# Task to carry out
Every entry should come back exactly as written, minus the pictures.
* * * * * * *
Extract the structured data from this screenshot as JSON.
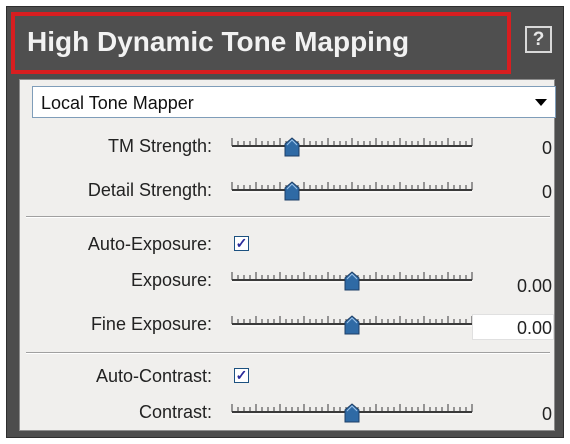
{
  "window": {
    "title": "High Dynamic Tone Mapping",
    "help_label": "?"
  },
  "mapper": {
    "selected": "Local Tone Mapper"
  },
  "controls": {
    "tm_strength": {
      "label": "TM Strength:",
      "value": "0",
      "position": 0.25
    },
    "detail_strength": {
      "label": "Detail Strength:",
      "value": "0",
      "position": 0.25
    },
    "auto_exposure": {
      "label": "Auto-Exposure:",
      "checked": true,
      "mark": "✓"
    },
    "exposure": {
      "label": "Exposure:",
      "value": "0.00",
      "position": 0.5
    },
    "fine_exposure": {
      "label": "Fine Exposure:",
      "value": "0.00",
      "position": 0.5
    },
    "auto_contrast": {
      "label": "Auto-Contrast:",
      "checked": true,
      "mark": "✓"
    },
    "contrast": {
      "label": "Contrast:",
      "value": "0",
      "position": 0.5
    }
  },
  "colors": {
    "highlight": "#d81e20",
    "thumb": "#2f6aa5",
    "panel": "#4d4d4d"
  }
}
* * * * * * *
# Response to the exercise
Extract the structured data from this screenshot as JSON.
{
  "window": {
    "title": "High Dynamic Tone Mapping",
    "help_label": "?"
  },
  "mapper": {
    "selected": "Local Tone Mapper"
  },
  "controls": {
    "tm_strength": {
      "label": "TM Strength:",
      "value": "0",
      "position": 0.25
    },
    "detail_strength": {
      "label": "Detail Strength:",
      "value": "0",
      "position": 0.25
    },
    "auto_exposure": {
      "label": "Auto-Exposure:",
      "checked": true,
      "mark": "✓"
    },
    "exposure": {
      "label": "Exposure:",
      "value": "0.00",
      "position": 0.5
    },
    "fine_exposure": {
      "label": "Fine Exposure:",
      "value": "0.00",
      "position": 0.5
    },
    "auto_contrast": {
      "label": "Auto-Contrast:",
      "checked": true,
      "mark": "✓"
    },
    "contrast": {
      "label": "Contrast:",
      "value": "0",
      "position": 0.5
    }
  },
  "colors": {
    "highlight": "#d81e20",
    "thumb": "#2f6aa5",
    "panel": "#4d4d4d"
  }
}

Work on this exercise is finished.